"You can't do what we've been asked to do with the number of people we have," Undersecretary of the Army Nelson Ford noted in a recent interview, driving home what has long been conventional wisdom within the halls of the Pentagon: Shortages in the military ranks will be one of the chief national security challenges of the Barack Obama administration.

Indeed, those demands will likely only grow greater under Obama's watch, particularly after his anticipated approval of plans to send 30,000 additional forces to Afghanistan. There, troops will not only be called upon to fight hard against increasingly sophisticated Taliban forces, but they will also need to put expert-level logisticians in place to figure out how to supply this influx of soldiers and marines—what amounts to a doubling of current U.S. force levels.

And even as troops leave Iraq for Afghanistan on the heels of greater stability in Baghdad, the U.S. military will need considerable forces to support the Iraqi military, including supply specialists, aviators, and intelligence officers. "As the [brigade combat teams] draw down, it means you have more people spread thin," Ford noted. "You need more logistics, more aviation, controls, and communication.

"You can see a point," he added, "where it's going to be very difficult to cope."

This comes as little surprise to the Pentagon, which is well underway with a plan to grow the ranks of the Army by 65,000 soldiers by next year, bringing active duty forces to a total of 547,000. The Marine Corps plans to add 27,000 to its ranks, growing to 202,000 by 2011. It's worth noting that the Pentagon recently accelerated those plans—originally the increase was slated to be complete by 2012, rather than the current goal of 2010—in the face of dire demand.

Such growth is expensive. Last year, the Pentagon asked for $15 billion to add 7,000 soldiers and $5 billion to add 5,000 marines to the ranks of the Corps. Separately, the Department of Defense requested an additional $11 billion to cover the costs of retaining, training, and recruiting its forces.

The area of retention is perhaps the greatest staffing concern of top military officials. Troops are tired. Michael O'Hanlon, a senior fellow in foreign policy at the Brookings Institution, a Washington, D.C., think tank, noted in a recent article that 27 percent of soldiers who had completed three or four tours in Iraq showed signs of post-traumatic stress disorder, according to a 2008 survey, versus 12 percent after one tour and 18 percent after two. The figures could be aided by more rest time between toursat least 18 to 24 months—but it will likely be at least three years, according to top military officials, before troops get more than a year to rest between deployments.

Recruiting, too, has been a considerable challenge for the all-volunteer military engaged in two tough wars. When the Army fell short of its recruiting goals in 2005, it raised the maximum recruiting age to 42 years old, and added sign-up bonuses as high as $40,000. It also began enlisting more recruits with general equivalency degrees rather than high school diplomas. Just over 70 percent of new recruits had high school diplomas in 2007, for example, a 25-year low. Moral waivers for new recruits with criminal histories are also on the rise, nearly doubling from 860 waivers for marines and soldiers convicted of felonies in 2007, up by 400 from 2006. The Pentagon argues that these are modest figures relative to the size of the force, and that 97 percent of Marine Corps recruits in 2008 had high school diplomas.

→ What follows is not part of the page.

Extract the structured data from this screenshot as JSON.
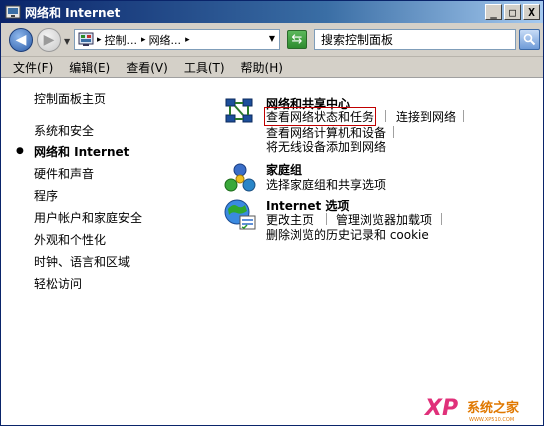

Corrected on 1/21/09: An earlier version of this article misstated the name of the official who called for 30,000 additional troops to be added to the U.S. Army beyond current Pentagon plans. It was Army Undersecretary Nelson Ford, not Army Chief of Staff Gen. George Casey.